Crosio said that this year’s program is expected to draw around 409 children. It began on July 5 and ran until Aug. 3.  “The township runs the program and we provide food and entertainment during the July 26 track and field day held at Brick High School. We provide juice, water, snacks, chicken nuggets, hamburgers, ice cream and fruit.”

On the last day of the camp, the Knights hosted a pizza party which will include an awards program, T-shirts, entertainment and pizza. “We will have a DJ group called Greased Lightning made up of four young men who are challenged themselves but are very talented. We expect to provide at least 94 pizzas and a good time. Some of these kids are autistic, some have Down syndrome, and some have psychological problems but they need a good time too,” Crosio said.

In the last several years the Knights have found it more difficult to fundraise for their two special events that are part of BASE Camp.
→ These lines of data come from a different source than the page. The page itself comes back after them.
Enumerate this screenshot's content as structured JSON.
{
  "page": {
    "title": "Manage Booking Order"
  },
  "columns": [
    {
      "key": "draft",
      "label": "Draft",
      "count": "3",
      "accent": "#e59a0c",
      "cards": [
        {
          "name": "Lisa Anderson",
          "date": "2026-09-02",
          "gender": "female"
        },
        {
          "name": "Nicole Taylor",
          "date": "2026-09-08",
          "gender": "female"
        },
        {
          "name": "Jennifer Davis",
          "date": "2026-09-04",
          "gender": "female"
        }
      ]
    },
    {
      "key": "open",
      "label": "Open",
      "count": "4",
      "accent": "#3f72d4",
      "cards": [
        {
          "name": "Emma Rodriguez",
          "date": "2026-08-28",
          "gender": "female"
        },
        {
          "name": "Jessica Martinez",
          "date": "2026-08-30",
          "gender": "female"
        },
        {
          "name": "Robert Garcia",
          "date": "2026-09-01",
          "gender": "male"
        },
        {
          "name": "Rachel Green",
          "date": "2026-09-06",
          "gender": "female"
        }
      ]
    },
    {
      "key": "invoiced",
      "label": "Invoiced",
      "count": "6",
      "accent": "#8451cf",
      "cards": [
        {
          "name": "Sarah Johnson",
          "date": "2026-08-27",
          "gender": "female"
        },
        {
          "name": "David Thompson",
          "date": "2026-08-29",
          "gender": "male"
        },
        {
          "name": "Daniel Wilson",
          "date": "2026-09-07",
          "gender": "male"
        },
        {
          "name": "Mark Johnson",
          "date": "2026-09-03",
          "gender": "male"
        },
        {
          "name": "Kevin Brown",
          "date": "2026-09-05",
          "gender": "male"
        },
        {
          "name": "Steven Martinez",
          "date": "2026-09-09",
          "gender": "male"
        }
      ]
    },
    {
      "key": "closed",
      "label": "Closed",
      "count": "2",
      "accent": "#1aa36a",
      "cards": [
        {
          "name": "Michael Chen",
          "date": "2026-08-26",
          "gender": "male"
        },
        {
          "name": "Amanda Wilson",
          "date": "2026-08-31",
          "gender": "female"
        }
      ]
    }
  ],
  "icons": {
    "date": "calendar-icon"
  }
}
The Knights previously solicited donations outside local supermarkets but when the township Pathmark and A&P closed that avenue of fundraising ended.

“We weren’t the only group hurt by the closure of the supermarkets. The Girl Scouts, Little Leagues and football teams also raised money in front of those stores,” Crosio said.

Another big fundraiser for the summer program came from the sale of funnel cakes at the annual Brick Summerfest. When the governing body eliminated allowing service organizations to sell food and put food services out to public bid that ended that revenue source. Worse yet, it left the organization with a funnel cake machine it could no longer use.

“In 2005 the recreation director at the time thought that non-profits could handle the food at Summerfest,” Mayor John Ducey said. Ducey and the current members of the governing body were not on the council at that time.

“The Knights offered funnel cakes and some other groups – Kiwanis and Ladies Auxiliary – sold other things like grilled food and French fries,” Ducey said, adding that the township received complaints from Summerfest  attendees “that the food wasn’t cooked or even hot and there wasn’t enough of it.”

Ducey said that this system was tried for two summers and six total shows before pulling the plug and going with outside food vendors.

“The non-profits are not excluded and are actually encouraged to put in bids during the process. None have done so to date perhaps because of the requirements as to the volume of food, timeliness, etc.,” the mayor said.

Ducey praised BASE camp saying it “is an excellent program where the students are thought of first. The activities work on the student’s social skills as well as academic and vocational skills. The campers are encouraged to use their imagination and creativity with the hopes of them enjoying themselves while learning skills to be successful in all aspects of their life. This program is definitely something that all of Brick Township can be proud of.”

The Knights are now using a GoFundMe effort to raise funds. “This has helped us. We have raised $900 so far and we hope to raise more. We’ve been able to solicit at Walmart in Brick, who have been terrific as well as at Jersey Farms and The Church of Epiphany on Herbertsville Road,” Crosio said. For now, the Knights are also asking members of the community to make donations to help keep the Knight’s two days of fun at the camp, alive.